## TASK REQUIREMENTS:
Each line of the entries below that includes "Monto" belongs in your answer.

(Data records for software interfaces)
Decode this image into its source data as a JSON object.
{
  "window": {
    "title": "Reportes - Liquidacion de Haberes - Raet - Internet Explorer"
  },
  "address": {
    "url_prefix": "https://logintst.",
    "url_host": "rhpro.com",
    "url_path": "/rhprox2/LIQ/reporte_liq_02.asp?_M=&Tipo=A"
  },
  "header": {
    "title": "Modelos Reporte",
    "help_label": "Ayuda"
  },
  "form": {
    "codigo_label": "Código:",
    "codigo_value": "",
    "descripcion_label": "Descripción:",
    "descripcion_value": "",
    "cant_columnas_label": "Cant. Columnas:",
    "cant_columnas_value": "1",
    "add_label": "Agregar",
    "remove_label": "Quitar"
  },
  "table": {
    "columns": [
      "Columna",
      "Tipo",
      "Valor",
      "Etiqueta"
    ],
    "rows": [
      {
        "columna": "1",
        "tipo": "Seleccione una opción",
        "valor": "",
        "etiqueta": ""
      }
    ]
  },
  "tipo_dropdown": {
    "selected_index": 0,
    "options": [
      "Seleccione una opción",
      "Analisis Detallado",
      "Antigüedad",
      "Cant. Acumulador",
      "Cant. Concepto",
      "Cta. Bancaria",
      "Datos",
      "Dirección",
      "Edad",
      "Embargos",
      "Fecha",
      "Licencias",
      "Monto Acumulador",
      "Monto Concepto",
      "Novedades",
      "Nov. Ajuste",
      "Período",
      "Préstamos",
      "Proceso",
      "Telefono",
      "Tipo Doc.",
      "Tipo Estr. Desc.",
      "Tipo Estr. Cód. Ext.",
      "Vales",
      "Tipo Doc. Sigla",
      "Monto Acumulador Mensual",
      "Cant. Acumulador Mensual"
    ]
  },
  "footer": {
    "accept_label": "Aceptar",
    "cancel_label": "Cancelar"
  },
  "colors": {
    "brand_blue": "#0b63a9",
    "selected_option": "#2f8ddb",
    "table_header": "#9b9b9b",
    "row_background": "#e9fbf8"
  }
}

## RESULT BELOW:
      "Monto Acumulador",
      "Monto Concepto",
      "Monto Acumulador Mensual",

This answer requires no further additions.